(Web page and app entries)
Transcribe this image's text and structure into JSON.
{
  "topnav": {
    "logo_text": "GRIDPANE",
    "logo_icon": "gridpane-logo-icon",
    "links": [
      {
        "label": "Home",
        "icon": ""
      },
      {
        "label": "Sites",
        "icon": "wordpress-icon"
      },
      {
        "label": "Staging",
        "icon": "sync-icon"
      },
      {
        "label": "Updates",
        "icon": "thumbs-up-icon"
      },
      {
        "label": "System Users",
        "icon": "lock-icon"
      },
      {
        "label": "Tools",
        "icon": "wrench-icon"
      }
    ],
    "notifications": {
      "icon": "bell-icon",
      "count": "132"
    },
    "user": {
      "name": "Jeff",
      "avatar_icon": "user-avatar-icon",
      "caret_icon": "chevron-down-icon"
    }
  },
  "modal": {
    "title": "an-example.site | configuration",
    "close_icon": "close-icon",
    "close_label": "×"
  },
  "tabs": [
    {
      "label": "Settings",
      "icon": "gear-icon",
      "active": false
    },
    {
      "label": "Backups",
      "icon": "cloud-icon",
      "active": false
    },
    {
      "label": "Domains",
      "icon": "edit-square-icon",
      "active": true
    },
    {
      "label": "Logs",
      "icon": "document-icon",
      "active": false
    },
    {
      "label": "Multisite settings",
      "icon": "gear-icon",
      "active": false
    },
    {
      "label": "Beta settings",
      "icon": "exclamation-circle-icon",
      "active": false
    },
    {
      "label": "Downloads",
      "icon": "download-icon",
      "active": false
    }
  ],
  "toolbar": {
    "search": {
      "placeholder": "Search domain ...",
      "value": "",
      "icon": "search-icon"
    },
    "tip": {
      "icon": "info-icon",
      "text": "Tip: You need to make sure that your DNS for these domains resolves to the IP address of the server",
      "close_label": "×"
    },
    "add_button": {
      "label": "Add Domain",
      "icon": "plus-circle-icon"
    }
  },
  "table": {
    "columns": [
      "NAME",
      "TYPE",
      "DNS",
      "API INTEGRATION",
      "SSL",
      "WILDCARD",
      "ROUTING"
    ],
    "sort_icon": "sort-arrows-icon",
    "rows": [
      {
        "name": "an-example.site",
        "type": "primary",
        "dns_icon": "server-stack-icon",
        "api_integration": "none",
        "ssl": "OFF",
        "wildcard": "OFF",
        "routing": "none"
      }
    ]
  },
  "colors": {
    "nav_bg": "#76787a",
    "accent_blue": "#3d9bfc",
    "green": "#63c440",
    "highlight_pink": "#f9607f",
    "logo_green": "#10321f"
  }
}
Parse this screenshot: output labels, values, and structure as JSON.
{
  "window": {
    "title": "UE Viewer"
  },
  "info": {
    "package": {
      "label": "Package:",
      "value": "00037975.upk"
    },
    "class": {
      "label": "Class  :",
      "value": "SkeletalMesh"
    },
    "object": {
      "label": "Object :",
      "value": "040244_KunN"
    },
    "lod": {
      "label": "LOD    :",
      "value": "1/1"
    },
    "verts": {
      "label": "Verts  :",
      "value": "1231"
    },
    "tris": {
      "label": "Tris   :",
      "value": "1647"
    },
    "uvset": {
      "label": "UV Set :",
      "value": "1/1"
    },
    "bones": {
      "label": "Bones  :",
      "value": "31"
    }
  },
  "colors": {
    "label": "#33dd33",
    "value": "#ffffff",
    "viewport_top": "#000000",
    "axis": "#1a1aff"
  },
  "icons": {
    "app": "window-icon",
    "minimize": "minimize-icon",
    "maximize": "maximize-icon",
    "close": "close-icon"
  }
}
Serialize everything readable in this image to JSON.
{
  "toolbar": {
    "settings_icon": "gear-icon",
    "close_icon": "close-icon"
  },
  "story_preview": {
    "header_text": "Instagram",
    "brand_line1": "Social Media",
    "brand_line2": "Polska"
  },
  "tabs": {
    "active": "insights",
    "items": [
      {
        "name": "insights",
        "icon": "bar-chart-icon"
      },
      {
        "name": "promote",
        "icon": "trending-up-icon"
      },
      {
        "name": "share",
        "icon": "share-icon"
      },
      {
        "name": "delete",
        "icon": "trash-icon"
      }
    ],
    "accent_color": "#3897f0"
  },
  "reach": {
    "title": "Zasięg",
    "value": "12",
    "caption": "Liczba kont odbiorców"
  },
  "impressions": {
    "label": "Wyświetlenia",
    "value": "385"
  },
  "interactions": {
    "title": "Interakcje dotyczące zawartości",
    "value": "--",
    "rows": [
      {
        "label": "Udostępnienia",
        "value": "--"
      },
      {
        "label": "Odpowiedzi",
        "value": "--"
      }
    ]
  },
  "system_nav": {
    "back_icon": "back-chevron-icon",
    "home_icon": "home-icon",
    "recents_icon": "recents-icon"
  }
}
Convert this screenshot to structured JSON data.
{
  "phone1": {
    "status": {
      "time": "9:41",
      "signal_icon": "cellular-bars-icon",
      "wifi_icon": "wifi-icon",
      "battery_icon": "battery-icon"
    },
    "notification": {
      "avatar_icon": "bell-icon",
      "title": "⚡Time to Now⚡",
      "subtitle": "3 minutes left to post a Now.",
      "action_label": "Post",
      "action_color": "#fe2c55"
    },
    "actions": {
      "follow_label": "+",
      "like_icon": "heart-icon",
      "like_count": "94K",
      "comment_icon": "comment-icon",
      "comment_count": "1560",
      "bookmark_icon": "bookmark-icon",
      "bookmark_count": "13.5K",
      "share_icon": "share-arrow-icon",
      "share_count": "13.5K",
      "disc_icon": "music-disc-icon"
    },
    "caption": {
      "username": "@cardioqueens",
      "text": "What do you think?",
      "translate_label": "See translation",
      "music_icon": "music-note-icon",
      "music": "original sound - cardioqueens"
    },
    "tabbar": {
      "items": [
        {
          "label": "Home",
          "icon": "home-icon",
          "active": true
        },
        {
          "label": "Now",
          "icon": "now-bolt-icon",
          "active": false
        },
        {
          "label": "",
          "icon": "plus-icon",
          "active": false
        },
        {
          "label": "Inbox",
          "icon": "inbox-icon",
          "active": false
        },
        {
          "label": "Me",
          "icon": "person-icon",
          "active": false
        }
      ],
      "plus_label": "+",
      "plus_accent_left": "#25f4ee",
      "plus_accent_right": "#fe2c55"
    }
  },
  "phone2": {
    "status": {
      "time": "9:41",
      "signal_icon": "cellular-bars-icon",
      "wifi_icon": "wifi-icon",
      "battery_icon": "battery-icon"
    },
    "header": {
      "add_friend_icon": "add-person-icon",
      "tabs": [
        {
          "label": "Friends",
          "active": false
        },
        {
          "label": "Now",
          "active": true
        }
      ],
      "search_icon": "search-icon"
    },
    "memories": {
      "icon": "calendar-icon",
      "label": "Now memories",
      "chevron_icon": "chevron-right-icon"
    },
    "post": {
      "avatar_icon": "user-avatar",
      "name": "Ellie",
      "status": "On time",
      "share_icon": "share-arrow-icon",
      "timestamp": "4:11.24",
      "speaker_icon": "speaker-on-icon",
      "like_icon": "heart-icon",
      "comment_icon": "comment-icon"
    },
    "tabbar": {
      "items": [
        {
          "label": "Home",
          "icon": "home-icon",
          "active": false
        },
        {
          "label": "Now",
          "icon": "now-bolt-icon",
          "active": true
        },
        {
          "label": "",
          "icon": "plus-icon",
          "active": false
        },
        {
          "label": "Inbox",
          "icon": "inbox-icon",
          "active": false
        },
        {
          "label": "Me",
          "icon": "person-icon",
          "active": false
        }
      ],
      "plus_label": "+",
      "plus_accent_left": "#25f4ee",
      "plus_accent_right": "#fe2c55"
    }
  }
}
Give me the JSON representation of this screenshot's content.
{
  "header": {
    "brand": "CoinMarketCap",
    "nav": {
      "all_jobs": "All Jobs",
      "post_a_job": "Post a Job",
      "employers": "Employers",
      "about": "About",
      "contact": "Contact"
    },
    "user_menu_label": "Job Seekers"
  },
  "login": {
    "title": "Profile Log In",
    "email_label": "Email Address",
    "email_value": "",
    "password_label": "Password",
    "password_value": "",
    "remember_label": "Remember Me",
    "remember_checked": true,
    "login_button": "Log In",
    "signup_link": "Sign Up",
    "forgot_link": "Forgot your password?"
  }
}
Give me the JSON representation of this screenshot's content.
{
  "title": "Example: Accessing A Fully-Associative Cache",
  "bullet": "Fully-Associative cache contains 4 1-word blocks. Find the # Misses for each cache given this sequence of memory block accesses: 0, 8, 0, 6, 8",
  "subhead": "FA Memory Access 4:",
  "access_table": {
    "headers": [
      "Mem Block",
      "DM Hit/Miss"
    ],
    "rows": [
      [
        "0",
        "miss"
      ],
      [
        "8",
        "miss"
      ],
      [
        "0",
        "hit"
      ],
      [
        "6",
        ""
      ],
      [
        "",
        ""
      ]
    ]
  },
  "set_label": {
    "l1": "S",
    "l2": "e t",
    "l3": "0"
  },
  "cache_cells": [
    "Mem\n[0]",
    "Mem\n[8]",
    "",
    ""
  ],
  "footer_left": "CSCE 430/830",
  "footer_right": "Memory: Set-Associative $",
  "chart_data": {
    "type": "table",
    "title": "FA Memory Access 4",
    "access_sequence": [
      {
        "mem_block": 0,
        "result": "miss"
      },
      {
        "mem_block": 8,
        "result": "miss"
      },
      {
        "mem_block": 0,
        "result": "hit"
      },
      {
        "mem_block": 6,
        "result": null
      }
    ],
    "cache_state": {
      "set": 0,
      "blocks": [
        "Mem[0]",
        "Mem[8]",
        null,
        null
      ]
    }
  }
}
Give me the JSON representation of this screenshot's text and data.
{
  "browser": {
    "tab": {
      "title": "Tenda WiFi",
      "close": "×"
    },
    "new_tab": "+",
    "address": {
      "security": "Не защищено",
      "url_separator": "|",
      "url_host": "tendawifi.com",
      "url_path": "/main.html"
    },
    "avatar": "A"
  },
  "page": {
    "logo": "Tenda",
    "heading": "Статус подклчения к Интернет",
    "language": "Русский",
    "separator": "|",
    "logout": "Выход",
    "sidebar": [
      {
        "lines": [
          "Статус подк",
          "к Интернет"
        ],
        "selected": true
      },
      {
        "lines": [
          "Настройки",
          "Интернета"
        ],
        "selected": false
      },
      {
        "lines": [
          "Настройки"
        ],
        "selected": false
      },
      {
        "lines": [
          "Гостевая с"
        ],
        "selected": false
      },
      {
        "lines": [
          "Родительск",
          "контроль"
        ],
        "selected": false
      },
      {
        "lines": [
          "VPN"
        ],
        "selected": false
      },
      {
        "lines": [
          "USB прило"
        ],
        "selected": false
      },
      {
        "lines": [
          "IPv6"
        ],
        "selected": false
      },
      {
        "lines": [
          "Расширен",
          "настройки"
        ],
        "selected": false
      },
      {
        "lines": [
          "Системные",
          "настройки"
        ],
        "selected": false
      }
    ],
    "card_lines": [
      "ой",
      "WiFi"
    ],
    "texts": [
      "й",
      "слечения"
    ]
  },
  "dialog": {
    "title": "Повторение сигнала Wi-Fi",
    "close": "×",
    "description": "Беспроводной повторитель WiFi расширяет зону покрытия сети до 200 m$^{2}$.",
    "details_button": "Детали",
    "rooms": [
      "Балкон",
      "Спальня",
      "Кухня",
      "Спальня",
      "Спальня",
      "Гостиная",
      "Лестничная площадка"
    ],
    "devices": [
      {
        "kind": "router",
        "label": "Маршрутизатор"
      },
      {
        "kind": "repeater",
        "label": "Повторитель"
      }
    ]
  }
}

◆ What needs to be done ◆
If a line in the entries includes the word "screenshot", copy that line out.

◆ Solution to the problem ◆
Parse this screenshot: output labels, values, and structure as JSON.
Convert this screenshot to structured JSON data.
Give me the JSON representation of this screenshot's content.
Give me the JSON representation of this screenshot's content.
Give me the JSON representation of this screenshot's text and data.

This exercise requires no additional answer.